--- START ---
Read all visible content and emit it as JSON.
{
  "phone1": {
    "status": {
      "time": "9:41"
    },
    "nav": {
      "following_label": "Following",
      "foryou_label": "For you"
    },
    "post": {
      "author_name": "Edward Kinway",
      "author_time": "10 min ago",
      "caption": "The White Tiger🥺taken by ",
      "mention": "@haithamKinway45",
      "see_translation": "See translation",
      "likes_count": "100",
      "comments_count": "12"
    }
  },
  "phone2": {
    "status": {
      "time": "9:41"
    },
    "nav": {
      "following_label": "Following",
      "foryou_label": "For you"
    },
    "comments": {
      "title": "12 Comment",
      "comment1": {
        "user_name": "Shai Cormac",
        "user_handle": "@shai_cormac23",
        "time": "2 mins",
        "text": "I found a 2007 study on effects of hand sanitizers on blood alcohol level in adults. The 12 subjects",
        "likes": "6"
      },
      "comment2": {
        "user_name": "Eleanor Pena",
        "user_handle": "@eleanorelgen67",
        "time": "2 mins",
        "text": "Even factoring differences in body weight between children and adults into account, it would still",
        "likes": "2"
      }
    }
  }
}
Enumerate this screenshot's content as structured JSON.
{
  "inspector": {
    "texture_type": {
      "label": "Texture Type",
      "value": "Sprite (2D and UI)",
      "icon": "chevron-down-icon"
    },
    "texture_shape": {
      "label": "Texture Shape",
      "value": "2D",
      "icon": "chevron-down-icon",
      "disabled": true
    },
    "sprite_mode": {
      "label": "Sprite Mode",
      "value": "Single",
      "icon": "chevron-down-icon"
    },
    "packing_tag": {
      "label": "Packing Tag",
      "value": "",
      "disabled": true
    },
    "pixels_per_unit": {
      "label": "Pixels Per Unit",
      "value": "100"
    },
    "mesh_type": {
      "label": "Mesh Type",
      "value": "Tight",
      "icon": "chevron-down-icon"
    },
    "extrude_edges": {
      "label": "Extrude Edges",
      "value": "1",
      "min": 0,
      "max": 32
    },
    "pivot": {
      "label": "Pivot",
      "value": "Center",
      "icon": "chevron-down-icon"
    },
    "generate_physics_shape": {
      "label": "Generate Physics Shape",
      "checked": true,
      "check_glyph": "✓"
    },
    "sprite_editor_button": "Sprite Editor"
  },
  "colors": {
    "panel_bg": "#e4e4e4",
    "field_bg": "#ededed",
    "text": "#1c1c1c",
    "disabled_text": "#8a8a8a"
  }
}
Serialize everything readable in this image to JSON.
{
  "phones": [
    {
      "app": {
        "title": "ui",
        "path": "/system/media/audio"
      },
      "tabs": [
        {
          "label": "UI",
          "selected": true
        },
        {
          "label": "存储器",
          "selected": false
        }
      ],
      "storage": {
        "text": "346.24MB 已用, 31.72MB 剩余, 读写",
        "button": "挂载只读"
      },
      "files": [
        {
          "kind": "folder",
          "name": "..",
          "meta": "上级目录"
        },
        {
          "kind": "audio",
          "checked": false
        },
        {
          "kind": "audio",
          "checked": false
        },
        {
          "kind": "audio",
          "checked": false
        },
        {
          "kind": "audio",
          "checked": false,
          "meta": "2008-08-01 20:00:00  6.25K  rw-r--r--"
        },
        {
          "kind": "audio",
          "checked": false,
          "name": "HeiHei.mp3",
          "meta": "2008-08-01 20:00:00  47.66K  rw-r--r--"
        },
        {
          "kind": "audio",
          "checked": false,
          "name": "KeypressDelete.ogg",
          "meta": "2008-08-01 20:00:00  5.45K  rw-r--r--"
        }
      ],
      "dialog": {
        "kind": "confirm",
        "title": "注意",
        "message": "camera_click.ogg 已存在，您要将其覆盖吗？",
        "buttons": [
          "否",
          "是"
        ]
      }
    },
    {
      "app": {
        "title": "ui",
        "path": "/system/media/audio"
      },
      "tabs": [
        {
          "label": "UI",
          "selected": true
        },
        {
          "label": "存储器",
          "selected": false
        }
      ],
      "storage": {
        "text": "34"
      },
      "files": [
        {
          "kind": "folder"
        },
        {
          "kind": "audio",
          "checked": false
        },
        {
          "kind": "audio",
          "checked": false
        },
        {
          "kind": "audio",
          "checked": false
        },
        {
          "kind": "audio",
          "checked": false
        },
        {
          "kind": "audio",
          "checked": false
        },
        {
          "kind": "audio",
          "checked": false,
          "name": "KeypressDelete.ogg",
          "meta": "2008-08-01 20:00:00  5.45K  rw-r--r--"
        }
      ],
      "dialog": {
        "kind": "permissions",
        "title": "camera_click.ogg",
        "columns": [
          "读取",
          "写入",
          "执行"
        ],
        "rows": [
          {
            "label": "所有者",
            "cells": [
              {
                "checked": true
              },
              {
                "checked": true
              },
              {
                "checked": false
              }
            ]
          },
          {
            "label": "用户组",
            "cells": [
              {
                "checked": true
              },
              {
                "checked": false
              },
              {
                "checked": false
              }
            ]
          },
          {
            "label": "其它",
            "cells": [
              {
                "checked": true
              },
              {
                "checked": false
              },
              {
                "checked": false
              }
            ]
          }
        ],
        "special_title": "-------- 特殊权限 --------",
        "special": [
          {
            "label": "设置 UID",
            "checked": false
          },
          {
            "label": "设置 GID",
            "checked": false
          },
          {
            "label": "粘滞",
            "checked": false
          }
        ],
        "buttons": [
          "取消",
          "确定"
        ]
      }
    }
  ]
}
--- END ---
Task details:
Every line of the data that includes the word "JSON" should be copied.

Task output:
Read all visible content and emit it as JSON.
Enumerate this screenshot's content as structured JSON.
Serialize everything readable in this image to JSON.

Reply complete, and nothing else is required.